Products needed for Step 1A
Give Your Pet a Tick Bath
A flea and tick bath with medicated shampoo will offer an immediate kill of the ticks that are on the animal. Be sure to read the label of the shampoo as many products have species or age restrictions, and therefore might not be suitable for your pet.
The downside to using a flea and tick medicated bath is that most animals hate bathing and can become stressed. It is important to note that flea and tick baths only kill the ticks that are on the animal at the time of the bath. Most shampoos do not prevent further infestations.
Some ticks may die while still attached to your animal. It is very important that you follow your veterinarian’s instruction on how to remove ticks using tweezers.
Pet Tick Spray
Tick sprays provide a quick kill of ticks and short-term protection against re-infestation. Tick sprays are also a good alternative for pets that are terrified of baths. Pet tick sprays are available in both aerosol cans and squirt bottles.
To use tick spray, read the product label to determine how much spray should be used for the size of your animal. Wearing gloves, spray the animal and rub the spray into the animal’s coat. Some sprays may have a strong odor, which could upset the pet (or its owner!). The odor should disappear within a few hours.
As always, be sure to consult the product label for age and species restrictions.
Products needed for Step 1C
Tick Collars and Medication
After treating your dog or cat for ticks, use a medicated collar. Flea and tick collars, like those from Seresto, provide 8 months of prevention and treatment against parasites like ticks. Ticks are eliminated within 48 hours of use.
Your veterinarian may also prescribe a monthly tick prevention medication for your pet. Contact your vet for more information.
Products needed for Step 1D
Indoor Tick Treatment
If you have spotted even one tick in your home, we highly recommend you treat for ticks. Depending on the severity of the infestation, it can take weeks or even months to fully eliminate ticks from the home. By using a mixture of insecticides, you can prevent re-infestation.
There are a variety of indoor tick products to choose from. Liquid insecticides, like Tempo SC Ultra, are often mixed with water in a sprayer and applied around door and window frames, along baseboards, and in hard to reach areas around the home. Aerosol insecticides, like Precor 2625 Premise Spray, are pre-packaged in an aerosol can and sprayed lightly across carpets, furniture, drapes, and pet bedding. Tick dusts, like CimeXa Insecticide Dust, are applied around door and window frames, in cracks and crevices, along baseboards, and in hard to reach areas such as under the sink, after an insecticide has been used to prevent re-infestation.

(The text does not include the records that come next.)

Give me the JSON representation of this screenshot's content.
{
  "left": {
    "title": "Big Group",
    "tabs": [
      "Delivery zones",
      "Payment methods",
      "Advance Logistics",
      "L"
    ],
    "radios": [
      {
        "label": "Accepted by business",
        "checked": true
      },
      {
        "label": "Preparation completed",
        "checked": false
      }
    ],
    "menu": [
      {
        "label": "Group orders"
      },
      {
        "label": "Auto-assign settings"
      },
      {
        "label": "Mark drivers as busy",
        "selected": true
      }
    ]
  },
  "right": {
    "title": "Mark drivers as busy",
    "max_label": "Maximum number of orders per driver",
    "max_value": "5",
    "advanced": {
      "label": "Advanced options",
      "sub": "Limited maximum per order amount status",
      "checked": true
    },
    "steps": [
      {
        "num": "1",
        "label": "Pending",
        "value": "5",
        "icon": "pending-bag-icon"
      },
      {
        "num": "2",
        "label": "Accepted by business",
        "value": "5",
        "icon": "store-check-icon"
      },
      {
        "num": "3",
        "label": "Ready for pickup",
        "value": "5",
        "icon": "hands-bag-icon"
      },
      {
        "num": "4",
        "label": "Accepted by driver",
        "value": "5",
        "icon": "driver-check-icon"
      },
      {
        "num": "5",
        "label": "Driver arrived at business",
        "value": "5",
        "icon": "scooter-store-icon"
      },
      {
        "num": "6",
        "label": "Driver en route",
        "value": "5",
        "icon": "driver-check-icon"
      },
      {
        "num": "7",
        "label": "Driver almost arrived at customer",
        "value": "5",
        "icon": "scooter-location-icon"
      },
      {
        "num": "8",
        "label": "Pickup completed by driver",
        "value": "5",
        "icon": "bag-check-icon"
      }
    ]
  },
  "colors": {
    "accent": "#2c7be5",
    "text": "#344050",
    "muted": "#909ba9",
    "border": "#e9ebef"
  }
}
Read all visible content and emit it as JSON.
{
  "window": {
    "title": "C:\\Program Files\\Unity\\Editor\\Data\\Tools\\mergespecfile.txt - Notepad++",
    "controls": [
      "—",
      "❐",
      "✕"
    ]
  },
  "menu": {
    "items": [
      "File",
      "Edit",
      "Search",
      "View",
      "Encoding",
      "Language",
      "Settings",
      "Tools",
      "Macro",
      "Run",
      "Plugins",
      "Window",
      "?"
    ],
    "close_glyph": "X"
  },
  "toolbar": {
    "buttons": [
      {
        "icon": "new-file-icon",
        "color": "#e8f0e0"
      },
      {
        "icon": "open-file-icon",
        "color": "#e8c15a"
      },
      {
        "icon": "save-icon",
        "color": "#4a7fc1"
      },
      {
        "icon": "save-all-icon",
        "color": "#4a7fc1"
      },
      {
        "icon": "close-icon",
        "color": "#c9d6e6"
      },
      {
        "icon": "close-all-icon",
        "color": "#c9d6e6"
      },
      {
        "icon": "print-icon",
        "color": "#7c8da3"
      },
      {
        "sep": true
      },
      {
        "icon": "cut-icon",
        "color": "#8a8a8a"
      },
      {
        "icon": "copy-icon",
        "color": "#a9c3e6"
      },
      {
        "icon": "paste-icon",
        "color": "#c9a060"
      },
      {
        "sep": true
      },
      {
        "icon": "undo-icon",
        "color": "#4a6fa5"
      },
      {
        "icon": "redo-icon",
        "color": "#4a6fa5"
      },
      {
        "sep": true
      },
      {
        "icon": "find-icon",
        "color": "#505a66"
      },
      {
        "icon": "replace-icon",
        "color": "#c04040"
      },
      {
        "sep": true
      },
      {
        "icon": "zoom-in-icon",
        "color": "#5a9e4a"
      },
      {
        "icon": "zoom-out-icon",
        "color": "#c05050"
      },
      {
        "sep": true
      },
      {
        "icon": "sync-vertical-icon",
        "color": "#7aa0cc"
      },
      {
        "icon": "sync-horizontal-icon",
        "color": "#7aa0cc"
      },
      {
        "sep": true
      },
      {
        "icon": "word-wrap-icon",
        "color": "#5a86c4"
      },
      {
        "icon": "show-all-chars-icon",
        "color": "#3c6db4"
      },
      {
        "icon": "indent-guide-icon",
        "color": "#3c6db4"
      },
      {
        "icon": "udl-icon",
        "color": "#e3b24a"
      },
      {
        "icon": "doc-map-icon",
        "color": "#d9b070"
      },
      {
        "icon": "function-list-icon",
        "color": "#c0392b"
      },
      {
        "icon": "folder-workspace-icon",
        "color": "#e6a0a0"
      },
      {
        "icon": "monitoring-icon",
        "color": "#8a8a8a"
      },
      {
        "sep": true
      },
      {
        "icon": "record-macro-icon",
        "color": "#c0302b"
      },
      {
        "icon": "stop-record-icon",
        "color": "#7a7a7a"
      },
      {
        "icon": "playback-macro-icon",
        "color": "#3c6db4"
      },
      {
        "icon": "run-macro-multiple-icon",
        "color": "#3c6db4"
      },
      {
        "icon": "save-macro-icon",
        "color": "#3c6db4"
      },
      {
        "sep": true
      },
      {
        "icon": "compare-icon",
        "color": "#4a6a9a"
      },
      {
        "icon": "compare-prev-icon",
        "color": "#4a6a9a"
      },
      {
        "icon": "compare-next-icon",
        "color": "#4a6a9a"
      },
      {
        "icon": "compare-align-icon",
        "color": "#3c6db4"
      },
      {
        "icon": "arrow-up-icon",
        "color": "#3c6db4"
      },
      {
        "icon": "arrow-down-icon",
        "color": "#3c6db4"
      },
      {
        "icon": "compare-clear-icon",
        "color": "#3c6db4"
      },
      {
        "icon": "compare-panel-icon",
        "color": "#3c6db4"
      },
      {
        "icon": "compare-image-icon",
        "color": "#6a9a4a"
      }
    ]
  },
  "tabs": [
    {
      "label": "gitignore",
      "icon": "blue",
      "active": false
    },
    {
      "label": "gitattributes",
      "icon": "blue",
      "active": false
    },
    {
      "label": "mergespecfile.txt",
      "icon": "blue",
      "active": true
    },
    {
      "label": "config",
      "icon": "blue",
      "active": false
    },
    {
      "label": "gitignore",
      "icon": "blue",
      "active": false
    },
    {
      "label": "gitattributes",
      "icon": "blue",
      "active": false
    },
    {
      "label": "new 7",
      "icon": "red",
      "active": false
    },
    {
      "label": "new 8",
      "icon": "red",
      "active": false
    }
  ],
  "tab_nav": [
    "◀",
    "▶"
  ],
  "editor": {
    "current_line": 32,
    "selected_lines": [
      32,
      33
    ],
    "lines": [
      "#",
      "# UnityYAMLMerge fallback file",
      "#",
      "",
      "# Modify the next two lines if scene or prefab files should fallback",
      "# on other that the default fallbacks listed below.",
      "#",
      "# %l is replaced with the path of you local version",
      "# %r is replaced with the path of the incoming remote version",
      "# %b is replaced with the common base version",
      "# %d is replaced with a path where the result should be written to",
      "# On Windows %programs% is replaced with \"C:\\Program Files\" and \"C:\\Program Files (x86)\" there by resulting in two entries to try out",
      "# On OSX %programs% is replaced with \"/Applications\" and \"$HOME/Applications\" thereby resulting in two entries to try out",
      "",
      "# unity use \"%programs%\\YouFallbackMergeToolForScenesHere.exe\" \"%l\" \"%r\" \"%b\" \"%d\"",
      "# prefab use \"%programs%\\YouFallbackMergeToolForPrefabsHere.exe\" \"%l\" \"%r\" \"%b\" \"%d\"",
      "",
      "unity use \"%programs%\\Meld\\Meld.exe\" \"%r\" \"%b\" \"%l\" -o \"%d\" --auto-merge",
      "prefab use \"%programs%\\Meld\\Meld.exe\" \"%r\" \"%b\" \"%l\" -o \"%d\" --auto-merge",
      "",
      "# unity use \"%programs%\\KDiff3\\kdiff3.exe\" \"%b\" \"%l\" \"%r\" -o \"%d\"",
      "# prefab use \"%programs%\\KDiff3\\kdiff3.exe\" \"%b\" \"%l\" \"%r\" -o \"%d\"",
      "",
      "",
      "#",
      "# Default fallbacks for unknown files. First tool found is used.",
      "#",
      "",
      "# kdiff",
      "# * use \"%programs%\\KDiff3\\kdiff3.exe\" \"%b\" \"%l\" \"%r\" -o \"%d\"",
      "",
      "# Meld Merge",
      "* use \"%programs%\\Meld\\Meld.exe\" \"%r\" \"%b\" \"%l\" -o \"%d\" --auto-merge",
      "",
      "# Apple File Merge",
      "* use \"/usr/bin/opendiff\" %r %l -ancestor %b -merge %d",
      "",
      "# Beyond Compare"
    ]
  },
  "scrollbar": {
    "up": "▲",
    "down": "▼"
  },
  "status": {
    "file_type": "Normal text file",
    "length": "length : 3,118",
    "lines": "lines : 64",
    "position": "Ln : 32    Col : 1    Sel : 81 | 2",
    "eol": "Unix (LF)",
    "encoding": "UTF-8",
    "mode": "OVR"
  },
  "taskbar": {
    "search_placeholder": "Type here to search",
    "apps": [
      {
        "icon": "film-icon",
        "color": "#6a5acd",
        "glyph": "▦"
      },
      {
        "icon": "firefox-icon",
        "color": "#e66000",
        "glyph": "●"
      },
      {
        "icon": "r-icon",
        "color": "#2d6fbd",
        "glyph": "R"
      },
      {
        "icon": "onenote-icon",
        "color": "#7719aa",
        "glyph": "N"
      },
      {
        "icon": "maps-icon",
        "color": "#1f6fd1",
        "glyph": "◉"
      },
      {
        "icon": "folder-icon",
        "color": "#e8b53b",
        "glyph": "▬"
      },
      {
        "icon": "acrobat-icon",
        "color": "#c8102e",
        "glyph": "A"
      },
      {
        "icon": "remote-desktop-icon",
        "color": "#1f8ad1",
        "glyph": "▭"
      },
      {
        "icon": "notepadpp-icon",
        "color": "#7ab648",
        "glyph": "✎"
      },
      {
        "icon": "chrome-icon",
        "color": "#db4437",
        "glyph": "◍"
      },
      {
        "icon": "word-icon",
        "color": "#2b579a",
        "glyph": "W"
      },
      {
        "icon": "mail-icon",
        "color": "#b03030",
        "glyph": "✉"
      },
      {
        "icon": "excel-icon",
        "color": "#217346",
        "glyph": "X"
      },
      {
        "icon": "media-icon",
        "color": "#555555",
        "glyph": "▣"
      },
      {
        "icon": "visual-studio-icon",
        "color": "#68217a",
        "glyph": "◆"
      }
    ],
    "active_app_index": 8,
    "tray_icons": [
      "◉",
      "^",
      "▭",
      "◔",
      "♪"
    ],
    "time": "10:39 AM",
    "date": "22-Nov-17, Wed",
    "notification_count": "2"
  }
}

All tick treatment products are to be used on the cracks, crevices, and voids of your home and should not be broadcast sprayed along your floors or walls.
We highly recommend the addition of an Insect Growth Regulator, or IGR, to your indoor tick treatment plan. IGRs act as birth control for ticks, preventing immature ticks from reaching sexual maturity and repopulating. Some insecticides have an IGR built-in while others require the addition of an IGR when mixed with water in a sprayer. Read the label of your product to determine if an insecticide includes an IGR, or give our customer service team a call at 1-866-581-7378 to learn more.
Use at least 1 insecticide and 1 IGR, if not all of the product types mentioned above, to control ticks indoors. Or, purchase an indoor flea and tick kit to receive the products you need in one discounted package.
Remember, ticks are biologically programmed to climb upward to look for their next host. Keep this in mind when treating your home. Be sure to check the backs and arms of furniture when treating for ticks.
Re-treat as often as the product labels indicate until there are no more signs of ticks in the home. It may take several treatments to eliminate ticks from the home so have patience and be diligent.